Open Access Dissertation

Date of Award

January 2017

Degree Type


Degree Name



Political Science

First Advisor

Kristin T. O'Donovan


Food security is partially determined by politics. This dissertation examines three political determinants of food security: democracy, decentralization, and federalism. Each one is operationalized and tested quantitatively against food security using a dataset of all countries from 1990 to 2011, although each model employs a different subset of the dataset. Democracy is divided along two dimensions: political rights and civil liberties. Both are significant positive predictors of food security. Increases in civil liberties are more consistently and strongly associated with food security than increases in political rights.

Decentralization is assessed along three dimensions: fiscal, administrative, and political. Fiscal and administrative decentralization, when measured as factor scores, were significantly associated with higher food security. In fact, the strongest predictor of food security in any model (even compared to economic and geographic factors) was fiscal decentralization, when measured as a factor score. However, direct measures of fiscal and administrative decentralization were not significantly associated with food security. Finally, federalism has a consistently strong and negative effect when significant, but it is not significant in all models.
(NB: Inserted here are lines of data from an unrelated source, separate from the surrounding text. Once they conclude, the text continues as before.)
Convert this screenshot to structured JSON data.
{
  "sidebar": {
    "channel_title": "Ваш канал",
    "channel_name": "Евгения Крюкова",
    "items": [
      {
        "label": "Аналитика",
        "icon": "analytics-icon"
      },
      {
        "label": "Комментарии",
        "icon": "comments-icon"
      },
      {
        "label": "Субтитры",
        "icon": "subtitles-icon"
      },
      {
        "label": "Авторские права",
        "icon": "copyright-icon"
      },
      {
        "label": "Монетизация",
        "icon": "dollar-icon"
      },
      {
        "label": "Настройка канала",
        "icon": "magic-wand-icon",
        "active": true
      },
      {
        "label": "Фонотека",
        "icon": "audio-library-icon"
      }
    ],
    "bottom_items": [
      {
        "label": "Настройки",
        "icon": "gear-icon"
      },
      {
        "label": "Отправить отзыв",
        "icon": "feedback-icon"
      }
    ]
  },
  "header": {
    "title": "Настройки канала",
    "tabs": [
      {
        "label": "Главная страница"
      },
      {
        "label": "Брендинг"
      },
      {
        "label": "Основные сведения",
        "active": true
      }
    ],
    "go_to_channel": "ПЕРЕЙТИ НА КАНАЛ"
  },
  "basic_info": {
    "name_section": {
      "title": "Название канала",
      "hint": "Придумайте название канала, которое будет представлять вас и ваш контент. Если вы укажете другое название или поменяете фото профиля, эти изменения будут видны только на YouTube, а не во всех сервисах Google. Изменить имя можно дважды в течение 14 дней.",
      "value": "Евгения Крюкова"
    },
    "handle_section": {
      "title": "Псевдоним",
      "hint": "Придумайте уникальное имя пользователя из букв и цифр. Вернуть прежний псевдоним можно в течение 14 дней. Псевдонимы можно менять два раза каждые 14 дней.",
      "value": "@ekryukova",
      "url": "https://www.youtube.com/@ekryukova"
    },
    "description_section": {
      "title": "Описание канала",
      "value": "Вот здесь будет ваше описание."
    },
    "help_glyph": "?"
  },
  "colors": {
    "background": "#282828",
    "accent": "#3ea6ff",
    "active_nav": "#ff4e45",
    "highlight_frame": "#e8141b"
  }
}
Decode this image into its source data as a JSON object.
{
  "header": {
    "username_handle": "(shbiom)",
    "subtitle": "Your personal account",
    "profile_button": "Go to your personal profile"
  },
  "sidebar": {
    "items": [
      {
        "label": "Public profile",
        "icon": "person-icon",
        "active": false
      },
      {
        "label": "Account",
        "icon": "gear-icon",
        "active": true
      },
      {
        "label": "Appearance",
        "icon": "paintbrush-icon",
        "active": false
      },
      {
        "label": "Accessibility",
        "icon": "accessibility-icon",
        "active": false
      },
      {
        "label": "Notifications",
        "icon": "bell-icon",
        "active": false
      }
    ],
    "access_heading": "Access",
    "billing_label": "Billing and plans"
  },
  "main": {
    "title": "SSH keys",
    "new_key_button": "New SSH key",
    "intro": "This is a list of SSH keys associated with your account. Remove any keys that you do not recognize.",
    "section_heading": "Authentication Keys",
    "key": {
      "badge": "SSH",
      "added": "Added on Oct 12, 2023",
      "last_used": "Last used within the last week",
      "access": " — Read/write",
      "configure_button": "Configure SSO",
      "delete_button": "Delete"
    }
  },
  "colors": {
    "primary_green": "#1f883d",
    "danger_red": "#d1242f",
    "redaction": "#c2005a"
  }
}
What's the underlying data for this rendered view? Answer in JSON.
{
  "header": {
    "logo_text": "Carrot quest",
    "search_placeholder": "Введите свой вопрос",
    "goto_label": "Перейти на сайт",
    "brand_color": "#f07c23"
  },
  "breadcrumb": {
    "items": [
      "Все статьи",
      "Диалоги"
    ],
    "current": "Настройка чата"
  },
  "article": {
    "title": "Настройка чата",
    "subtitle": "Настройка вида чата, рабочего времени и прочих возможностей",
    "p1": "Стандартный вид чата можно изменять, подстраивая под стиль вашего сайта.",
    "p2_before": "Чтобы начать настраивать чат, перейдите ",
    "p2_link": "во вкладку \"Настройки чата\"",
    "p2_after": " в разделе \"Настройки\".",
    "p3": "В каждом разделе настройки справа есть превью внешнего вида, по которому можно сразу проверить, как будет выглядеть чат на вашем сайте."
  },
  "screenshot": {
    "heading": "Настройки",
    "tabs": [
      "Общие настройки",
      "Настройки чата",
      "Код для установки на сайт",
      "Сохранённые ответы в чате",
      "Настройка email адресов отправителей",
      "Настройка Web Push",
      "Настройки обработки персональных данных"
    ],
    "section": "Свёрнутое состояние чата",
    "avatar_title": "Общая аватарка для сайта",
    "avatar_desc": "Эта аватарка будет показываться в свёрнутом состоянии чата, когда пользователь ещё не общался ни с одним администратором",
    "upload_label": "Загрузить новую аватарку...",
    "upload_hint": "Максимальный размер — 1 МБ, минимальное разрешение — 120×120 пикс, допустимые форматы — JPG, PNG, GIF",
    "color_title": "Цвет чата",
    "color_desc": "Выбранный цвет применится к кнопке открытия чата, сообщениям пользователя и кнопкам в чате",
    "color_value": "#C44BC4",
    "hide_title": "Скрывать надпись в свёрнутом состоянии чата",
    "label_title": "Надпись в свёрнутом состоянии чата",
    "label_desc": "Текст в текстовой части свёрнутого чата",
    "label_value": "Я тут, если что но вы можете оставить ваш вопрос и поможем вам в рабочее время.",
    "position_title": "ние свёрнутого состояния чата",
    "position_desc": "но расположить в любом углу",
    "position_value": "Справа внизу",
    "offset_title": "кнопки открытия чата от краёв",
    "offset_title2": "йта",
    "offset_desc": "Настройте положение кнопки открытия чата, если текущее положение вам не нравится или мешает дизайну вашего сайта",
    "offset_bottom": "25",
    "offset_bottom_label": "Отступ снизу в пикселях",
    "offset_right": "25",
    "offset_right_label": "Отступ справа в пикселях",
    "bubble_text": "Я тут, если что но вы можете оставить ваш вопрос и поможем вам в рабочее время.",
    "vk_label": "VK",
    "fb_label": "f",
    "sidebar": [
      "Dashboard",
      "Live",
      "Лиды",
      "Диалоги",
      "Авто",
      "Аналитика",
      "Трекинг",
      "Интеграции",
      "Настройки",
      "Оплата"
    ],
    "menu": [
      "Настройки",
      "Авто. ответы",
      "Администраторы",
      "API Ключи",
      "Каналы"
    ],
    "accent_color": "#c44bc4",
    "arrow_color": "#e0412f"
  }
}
This dissertation contributes to the burgeoning literature on democracy and social welfare, particularly because multiple imputation was used to correct for sample bias and the effects remained significant and positive. In addition, it provides a nuanced view of the characteristics of democracy that produce better social welfare. It contributes to the literature on decentralization and social welfare, a subject often viewed through the lens of qualitative case studies, by providing a cross-national quantitative study of the subject. Finally, it contributes to the literature on federalism by testing theories about the difficulties of redistribution under federalism. Avenues of future research are suggested.